We need trade. I am part of a commercial Christian publishing business which sells 70% or more of its books outside the UK. So when Stealth Jew points out that Vancouver is wiser to produce materials that California needs, trading them for California's bananas, I do get the point.

But Peak Oil is creeping upon us. It is self-rectifying in the long run, but in the medium and short term we are facing considerable social disruption, including probable international conflict. The same point can be made about other scarce resources - Water Wars are already upon us, arguably.

The way forward is to be self-reliant in small to medium sized communities, using what clever technology can offer - in my industry, ebooks - and keeping the carbon locked up in the earth and its forests. Forget about green beans from Kenya and peppers from Israel: let's trade data and intellectual properties and good ideas for raising children. We don't need unseasonal veggies. I would be sorry to forget what a banana tastes like, but it would do me no lasting harm.

Pen Wilcock said...

Hi Tony! :0)

River said...


Well spoken..

Speaking of foods .. and speaking for myself and my self only..

I think eating foods out of season is out of Gods plans for me or anyone else..

I love this site
GNOWFGLINS, which means
God's Natural,Organic,Whole Foods,Grown Locally,In Season
Heres the link to it

We're using this guild line when we shop for our food..

Do we buy like this 100% of the time.. no.. but I bet we're at least 75% of the time now..
We won't buy any food product knowing that it was outside of the US.. and I do think twice if it comes from CA or out west..
1500 miles for something like a tomato to travel to my plate is crazy to me..

Denise in TN

River said...

Staying w/ local foods ..

This is Joel Salatin
one of my hero's .. explaining why its good to have small farms.. i.e. buying local..

Denise n TN

Pen Wilcock said...

Yes, Denise. That makes sense to me. x

Jenna said...

Hi, Ember--re-reading your plain dress posts. I've lost my star momentarily and these are just the sextant I need. Thank you.

Pen Wilcock said...

How very interesting. Yes, I do still absolutely "believe in" (whatever I mean by that) the power and beauty of Plain Dress - indeed I still wear it. It's just that my interpretation of it (in terms of the clothes I choose) has changed, to fit my context, to be faithful to simplicity as I see it, and to minimise the amount of space I take up in a shared household.
There's a word, "bottom". Wesley used it (makes me laugh). He said "I endeavour to wind my bottom round the year".

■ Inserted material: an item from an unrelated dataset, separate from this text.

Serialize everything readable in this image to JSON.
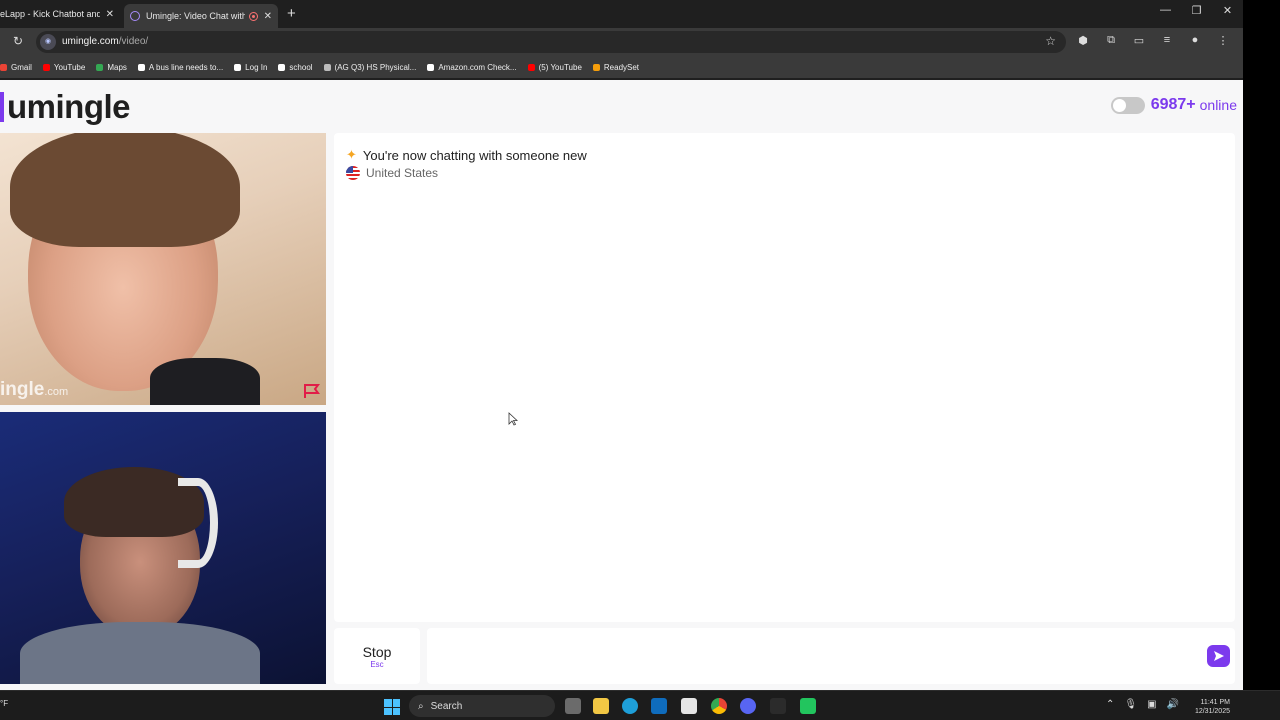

Pause for delighted chortle.

When I first read it, I thought, "WHAT?"

So I researched it.

The word "bottom" comes from the Latin word "gravitas" - you can see that "gravity" does too, and so quickly see why "bottom". Gravitas is seriousness, dignity. It meant "substance" - a quality of serious purpose and to be taken seriously. In 17/18th century English, "substance" was another term also for material substance, i.e. wealth, money. "A man of substance" = rich.

Hence, "bottom" came to mean one's substance = wealth, too.

But if one reaches back the meaning of wealth and money, to the substance, bottom, gravitas in its original meaning - something of dignity, something of consequence, serious, worthwhile, of substantial intent - why then I believe that Plain Dress has "bottom". It is of weight, in the sense of "weighty Friends".

God bless your journey. xx